Came across this today, which mentions you can save about 50% when licensing vSphere essentials for the next ~90 days. As you may know Essentials is a really cheap way to get your vSphere stuff managed by vCenter. For your average dual socket 16-blade system as an example it is 91% cheaper(savings of ~$26,000) than going with vSphere Standard edition. Note that the vCenter included with Essentials needs to be thrown away if your managing more than three hosts with it. You'll still need to buy vCenter standard (regardless of what version of vSphere you buy).
I found this pretty fascinating, as someone who has been talking to several providers it certainly raises some pretty good points.

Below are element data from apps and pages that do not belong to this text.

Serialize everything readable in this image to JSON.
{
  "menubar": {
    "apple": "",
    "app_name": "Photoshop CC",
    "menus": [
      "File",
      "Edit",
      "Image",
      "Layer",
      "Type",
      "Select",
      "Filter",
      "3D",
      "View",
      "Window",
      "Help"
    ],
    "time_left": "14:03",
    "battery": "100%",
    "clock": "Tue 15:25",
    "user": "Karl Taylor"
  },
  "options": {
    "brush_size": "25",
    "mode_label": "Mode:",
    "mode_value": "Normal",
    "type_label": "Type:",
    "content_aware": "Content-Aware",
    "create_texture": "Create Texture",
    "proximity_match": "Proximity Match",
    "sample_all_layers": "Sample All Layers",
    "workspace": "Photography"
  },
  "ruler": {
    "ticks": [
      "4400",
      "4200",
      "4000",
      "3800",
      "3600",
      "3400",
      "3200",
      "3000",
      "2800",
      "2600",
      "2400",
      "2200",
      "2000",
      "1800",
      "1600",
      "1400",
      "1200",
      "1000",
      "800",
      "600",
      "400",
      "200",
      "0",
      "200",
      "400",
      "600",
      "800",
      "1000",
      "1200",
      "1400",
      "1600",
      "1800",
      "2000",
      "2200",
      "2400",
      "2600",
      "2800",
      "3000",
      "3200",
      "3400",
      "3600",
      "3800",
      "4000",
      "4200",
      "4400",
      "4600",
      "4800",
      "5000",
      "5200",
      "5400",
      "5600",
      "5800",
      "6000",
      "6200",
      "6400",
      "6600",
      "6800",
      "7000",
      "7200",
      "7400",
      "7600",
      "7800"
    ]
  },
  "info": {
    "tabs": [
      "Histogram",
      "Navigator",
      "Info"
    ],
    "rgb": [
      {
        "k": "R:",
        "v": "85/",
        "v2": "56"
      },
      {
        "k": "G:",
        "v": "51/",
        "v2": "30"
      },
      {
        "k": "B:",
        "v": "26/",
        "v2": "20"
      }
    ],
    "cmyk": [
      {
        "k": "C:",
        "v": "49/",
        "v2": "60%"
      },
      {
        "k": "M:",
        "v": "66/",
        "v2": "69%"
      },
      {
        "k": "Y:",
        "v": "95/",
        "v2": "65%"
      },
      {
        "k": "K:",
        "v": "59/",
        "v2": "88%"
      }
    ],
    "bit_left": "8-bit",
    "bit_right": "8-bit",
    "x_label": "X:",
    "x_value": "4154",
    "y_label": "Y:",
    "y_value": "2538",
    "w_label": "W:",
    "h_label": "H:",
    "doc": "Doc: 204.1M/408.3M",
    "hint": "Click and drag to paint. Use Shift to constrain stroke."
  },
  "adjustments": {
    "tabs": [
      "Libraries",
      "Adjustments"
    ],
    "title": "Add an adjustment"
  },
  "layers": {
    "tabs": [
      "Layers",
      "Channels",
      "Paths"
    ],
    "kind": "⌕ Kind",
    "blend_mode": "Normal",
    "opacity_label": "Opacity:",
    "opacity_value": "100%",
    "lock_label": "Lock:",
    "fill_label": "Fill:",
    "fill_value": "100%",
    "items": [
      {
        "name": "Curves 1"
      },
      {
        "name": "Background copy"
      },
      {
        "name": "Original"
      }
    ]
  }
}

[..]Another of the challenges you’ll face along the way of Cloud is that of how to measure exactly what it is you are offering. But having a look at what the industry is doing won’t give you much help… as with so many things in IT, there is no standard. Amazon have their EC2 unit, and state that it is roughly the equivalent of 1.0-1.2GHz of a 2007 Opteron or Xeon CPU. With Azure, Microsoft haven’t gone down the same path – their indicative pricing/sizing shows a base compute unit of 1.6GHz with no indication as to what is underneath. Rackspace flip the whole thing on it’s head by deciding that memory is the primary resource constraint, therefore they’ll just charge for that and presumably give you as much CPU as you want (but with no indication as to the characteristics of the underlying CPU). Which way should you go? IMHO, none of the above.[..]
We need to have a standard unit of compute, that applies to virtual _and_ physical, new hardware and old, irrespective of AMD or Intel (or even SPARC or Power). And of course, it’s not all just about GHz because all GHz are most definitely not equal and yes it _does_ matter to applications. And lets not forget the power needed to deliver those GHz.
In talking with Terremark it seems their model is around VMware resource pools where they allocate you a set amount of Ghz for your account. They have a mixture of Intel dual socket systems and AMD quad socket systems, and if you run a lot of multi vCPU VMs you have a higher likelihood of ending up in the AMD pool vs the Intel one. I have been testing their vCloud Express product for my own personal needs(1 vCPU, 1.5GB ram 50GB HD), and noticed that my VM is on one of the AMD quad socket systems.